G. g. domesticus
|Gallus gallus domesticus|
A chicken (Gallus gallus domesticus) is a kind of domesticated bird. It is raised in many places for its meat and eggs. They are usually kept by humans as livestock. Most breeds of chickens can fly for a short distance. Some sleep in trees if there are trees around.
When raising chickens, a farmer needs a chicken coop (like a little house) for the chickens to roost (sleep) in. They also need a run or yard where they can exercise, take dust baths, eat and drink. The chickens also need to be protected from predators such as foxes. Fences are often used for this. 
Chickens can also be farmed intensively. This lets farms make a lot of chicken meat and eggs.
Chicken and chickenpox[change | change source]
Chickenpox has nothing to do with chickens. When chickenpox was first described, people thought that the pox spots looked like chickpeas placed upon the skin. The Latin word for chick peas is cicer. That is the original word that chickenpox got its name from.
Eggs[change | change source]
This article does not have any sources. (December 2020)
Chickens are well known for their eggs. Many people eat them for their breakfast. The eggs can be prepared in many different ways.
Meat[change | change source]
Because of the low cost, chicken meat (also called "chicken") is one of the most used kinds of meat in the world. Americans eat 8 billion chickens every year. Some popular dishes with chicken are: Buffalo wings, butter chicken, chicken rice, chicken balls, chicken pot pie, chicken soup, fried chicken (see picture), roasted chicken and tandoori chicken.[source?]
Gaming[change | change source]
References[change | change source]
- "chicken (bird) -- Britannica Online Encyclopedia". britannica.com. Retrieved 1 May 2010.
- How to Raise Chickens, retrieved 15 March 2011.
- "Why is it called chicken pox?". parenting.ivillage.com. Archived from the original on 14 May 2010. Retrieved 1 May 2010.

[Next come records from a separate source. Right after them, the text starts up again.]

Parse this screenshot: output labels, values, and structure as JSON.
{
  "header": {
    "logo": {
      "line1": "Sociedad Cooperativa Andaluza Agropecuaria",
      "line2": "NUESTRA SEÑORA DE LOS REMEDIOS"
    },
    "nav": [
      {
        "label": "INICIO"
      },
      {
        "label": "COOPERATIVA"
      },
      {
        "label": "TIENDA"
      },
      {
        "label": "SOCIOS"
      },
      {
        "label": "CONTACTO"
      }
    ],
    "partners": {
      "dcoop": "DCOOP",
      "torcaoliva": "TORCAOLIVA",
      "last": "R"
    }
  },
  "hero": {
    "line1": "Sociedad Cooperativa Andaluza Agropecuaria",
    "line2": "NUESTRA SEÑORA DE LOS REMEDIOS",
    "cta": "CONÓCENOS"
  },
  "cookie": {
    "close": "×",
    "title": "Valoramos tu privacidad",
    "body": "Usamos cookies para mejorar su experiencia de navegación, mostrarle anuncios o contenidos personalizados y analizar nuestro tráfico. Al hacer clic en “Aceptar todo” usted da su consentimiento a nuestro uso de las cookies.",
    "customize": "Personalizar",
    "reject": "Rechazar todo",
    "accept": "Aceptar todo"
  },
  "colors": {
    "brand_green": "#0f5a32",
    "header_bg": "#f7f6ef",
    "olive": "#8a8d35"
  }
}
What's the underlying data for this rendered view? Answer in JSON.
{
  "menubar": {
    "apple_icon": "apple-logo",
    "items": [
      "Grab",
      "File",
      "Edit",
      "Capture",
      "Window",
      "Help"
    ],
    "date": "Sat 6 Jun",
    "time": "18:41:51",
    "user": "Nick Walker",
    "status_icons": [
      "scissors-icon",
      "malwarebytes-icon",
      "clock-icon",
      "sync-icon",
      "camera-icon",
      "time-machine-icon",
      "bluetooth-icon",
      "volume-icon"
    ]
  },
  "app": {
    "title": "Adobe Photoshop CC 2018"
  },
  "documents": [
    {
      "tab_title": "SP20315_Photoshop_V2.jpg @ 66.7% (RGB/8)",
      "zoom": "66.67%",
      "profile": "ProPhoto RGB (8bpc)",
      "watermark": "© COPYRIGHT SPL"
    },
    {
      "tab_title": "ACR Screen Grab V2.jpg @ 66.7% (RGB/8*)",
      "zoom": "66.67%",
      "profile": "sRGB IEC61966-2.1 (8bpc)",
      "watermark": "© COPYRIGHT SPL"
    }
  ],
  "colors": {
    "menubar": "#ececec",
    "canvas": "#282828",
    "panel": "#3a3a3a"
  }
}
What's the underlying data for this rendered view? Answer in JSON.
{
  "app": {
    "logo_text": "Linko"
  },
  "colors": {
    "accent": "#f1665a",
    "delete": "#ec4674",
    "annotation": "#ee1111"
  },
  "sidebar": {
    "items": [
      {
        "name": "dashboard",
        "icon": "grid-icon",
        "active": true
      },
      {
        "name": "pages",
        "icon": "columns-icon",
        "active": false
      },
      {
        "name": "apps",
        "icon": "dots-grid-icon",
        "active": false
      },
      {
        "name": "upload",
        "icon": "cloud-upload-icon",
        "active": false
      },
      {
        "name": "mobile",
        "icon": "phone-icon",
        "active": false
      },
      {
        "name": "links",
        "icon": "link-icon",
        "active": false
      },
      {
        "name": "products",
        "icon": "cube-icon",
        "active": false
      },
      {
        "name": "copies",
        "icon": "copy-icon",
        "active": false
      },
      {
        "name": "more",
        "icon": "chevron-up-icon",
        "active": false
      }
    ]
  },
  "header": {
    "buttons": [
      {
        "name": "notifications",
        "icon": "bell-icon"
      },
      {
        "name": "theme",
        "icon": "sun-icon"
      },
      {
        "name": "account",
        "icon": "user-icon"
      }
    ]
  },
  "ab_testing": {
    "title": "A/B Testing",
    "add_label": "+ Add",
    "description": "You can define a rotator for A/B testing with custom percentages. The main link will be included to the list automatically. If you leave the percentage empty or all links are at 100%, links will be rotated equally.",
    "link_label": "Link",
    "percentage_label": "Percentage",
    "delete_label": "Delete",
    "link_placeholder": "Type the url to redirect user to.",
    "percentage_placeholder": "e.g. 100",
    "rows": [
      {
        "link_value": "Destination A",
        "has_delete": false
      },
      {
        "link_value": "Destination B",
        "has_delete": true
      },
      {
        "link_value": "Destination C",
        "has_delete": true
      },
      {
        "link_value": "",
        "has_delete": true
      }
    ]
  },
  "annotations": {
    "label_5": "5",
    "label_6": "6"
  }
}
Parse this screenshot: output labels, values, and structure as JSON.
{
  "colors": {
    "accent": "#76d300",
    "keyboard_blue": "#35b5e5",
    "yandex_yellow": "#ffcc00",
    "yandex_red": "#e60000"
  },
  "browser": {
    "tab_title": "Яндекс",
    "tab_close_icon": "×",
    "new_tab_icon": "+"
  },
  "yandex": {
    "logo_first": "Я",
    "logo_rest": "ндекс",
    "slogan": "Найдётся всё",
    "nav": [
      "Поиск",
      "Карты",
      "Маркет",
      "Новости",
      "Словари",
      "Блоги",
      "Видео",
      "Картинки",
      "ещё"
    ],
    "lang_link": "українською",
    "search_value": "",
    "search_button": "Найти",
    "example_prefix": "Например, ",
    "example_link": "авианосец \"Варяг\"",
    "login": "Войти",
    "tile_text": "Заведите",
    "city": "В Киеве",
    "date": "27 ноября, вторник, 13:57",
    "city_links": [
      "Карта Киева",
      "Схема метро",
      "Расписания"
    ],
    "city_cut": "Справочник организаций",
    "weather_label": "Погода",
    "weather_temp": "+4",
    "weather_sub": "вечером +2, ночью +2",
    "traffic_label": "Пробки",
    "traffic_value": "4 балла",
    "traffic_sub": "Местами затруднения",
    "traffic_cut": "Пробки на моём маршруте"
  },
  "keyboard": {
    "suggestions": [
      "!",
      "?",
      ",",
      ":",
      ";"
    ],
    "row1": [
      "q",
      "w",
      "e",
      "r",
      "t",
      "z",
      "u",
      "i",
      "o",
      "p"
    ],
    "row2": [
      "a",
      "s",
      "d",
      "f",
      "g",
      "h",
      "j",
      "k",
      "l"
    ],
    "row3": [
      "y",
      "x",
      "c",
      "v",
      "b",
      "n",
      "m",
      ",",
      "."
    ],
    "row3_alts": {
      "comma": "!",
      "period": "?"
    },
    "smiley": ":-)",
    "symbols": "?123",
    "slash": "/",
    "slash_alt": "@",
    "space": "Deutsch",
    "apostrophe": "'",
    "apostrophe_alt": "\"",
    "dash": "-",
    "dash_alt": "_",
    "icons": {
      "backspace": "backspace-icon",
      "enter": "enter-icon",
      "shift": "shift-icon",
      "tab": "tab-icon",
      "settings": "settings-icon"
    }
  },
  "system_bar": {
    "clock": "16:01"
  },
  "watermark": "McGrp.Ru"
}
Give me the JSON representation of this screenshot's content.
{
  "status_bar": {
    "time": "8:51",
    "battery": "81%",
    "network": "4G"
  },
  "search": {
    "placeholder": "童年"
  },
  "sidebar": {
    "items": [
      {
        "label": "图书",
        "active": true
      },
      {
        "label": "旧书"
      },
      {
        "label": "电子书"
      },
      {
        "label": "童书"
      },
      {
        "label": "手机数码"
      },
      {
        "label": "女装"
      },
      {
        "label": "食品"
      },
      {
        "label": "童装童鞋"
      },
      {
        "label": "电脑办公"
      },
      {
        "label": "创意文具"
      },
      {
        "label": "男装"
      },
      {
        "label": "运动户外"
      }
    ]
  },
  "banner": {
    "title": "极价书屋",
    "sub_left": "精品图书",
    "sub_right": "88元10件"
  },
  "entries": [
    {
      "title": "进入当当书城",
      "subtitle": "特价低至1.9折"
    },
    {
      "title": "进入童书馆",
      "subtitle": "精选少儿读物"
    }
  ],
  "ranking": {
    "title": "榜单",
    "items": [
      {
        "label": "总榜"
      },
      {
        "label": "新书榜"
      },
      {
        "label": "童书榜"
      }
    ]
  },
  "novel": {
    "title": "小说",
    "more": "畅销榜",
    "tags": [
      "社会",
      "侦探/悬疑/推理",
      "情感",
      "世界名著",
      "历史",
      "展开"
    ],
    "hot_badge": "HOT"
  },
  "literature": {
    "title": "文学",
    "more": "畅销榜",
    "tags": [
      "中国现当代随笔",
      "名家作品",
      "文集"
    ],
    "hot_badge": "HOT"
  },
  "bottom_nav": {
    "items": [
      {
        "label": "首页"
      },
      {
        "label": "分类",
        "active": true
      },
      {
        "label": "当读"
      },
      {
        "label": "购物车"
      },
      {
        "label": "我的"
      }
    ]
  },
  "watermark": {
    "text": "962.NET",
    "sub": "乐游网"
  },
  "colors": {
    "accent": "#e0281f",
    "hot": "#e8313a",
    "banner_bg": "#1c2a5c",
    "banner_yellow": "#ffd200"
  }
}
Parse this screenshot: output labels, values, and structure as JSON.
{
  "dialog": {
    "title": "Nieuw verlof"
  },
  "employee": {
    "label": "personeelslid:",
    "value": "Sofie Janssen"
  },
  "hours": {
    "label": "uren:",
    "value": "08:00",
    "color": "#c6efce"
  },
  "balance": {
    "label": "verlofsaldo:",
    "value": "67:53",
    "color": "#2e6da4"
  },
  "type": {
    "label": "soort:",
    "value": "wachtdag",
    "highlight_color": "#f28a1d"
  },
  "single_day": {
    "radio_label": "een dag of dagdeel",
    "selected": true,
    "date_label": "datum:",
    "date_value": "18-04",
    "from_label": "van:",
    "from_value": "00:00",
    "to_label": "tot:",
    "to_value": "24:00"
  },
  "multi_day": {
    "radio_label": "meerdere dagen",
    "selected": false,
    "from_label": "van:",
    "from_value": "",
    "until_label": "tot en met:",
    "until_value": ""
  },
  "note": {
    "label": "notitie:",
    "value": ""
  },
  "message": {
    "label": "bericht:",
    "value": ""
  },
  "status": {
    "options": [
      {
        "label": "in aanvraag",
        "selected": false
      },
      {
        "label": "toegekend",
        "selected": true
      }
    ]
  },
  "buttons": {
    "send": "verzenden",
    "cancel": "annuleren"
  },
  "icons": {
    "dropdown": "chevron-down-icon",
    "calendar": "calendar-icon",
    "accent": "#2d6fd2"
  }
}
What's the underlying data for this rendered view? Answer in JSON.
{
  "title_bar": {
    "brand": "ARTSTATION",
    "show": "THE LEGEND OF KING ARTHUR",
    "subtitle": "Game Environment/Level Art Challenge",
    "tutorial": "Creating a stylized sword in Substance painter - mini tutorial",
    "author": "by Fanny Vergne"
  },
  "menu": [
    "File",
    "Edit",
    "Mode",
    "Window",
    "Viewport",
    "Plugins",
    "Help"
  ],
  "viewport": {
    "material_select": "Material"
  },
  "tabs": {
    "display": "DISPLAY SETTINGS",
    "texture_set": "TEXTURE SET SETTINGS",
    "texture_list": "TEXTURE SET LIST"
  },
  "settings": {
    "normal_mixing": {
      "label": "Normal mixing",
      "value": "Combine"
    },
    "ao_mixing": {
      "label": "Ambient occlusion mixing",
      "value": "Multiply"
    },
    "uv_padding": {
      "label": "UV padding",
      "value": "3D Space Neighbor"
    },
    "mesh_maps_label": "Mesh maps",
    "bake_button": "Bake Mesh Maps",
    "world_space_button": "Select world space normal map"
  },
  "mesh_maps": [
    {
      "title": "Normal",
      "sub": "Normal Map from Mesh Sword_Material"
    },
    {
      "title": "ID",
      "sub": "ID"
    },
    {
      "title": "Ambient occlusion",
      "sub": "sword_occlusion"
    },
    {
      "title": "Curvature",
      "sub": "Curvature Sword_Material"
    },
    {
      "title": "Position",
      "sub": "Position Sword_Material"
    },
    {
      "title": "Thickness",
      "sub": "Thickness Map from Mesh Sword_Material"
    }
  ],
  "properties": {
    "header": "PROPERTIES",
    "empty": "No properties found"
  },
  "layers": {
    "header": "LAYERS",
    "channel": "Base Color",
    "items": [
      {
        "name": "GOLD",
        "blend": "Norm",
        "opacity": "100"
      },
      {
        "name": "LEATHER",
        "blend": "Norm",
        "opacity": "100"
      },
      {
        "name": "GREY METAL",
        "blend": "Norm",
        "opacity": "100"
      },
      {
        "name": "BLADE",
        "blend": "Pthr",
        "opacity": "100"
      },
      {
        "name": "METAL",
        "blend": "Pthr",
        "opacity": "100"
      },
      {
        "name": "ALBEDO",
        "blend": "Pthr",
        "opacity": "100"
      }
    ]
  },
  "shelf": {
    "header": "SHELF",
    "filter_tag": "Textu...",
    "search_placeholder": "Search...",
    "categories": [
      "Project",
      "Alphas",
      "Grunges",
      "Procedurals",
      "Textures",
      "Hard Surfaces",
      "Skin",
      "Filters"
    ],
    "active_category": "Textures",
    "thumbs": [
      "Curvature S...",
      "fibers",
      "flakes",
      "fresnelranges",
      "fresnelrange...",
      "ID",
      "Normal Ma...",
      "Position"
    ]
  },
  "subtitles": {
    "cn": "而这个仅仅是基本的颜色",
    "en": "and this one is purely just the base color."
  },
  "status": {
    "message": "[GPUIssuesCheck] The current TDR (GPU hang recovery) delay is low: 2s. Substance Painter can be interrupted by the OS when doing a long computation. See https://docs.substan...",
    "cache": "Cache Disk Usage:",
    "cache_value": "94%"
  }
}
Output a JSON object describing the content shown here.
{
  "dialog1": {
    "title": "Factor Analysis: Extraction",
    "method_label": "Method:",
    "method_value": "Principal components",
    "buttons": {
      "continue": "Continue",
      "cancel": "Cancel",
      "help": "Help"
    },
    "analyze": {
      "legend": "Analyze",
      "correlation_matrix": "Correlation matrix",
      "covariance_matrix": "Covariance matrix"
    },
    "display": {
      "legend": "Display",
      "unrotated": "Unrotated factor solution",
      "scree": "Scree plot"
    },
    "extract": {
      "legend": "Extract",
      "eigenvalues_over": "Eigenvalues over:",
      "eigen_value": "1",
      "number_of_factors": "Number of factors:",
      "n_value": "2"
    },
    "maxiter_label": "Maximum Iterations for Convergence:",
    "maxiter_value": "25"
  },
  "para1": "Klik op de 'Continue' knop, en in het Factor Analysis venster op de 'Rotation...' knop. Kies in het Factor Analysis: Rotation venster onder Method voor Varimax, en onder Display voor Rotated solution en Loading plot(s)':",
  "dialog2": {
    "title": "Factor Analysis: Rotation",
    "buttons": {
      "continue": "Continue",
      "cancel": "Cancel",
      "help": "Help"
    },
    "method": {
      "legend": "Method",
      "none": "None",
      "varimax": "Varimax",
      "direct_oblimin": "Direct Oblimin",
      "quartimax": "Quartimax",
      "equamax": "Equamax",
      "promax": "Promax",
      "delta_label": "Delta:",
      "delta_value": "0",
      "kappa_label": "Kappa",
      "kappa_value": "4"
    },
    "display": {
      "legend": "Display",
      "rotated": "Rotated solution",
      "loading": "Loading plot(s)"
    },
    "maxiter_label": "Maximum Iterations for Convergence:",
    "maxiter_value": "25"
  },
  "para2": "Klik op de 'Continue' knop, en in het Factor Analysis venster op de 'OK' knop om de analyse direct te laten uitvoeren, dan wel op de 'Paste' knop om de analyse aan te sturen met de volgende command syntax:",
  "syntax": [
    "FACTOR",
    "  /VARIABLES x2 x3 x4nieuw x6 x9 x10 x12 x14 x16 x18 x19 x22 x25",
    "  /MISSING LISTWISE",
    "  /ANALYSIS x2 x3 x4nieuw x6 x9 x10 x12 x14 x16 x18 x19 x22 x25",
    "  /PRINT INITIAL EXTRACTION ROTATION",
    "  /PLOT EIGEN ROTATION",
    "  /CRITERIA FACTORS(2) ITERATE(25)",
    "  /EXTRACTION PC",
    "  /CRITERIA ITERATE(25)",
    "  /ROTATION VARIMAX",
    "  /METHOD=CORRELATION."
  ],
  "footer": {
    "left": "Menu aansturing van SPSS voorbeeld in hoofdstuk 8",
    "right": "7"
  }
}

- "Chicken Facts by The Easy Chicken for beginners". shilala.homestead.com. Retrieved 1 May 2010.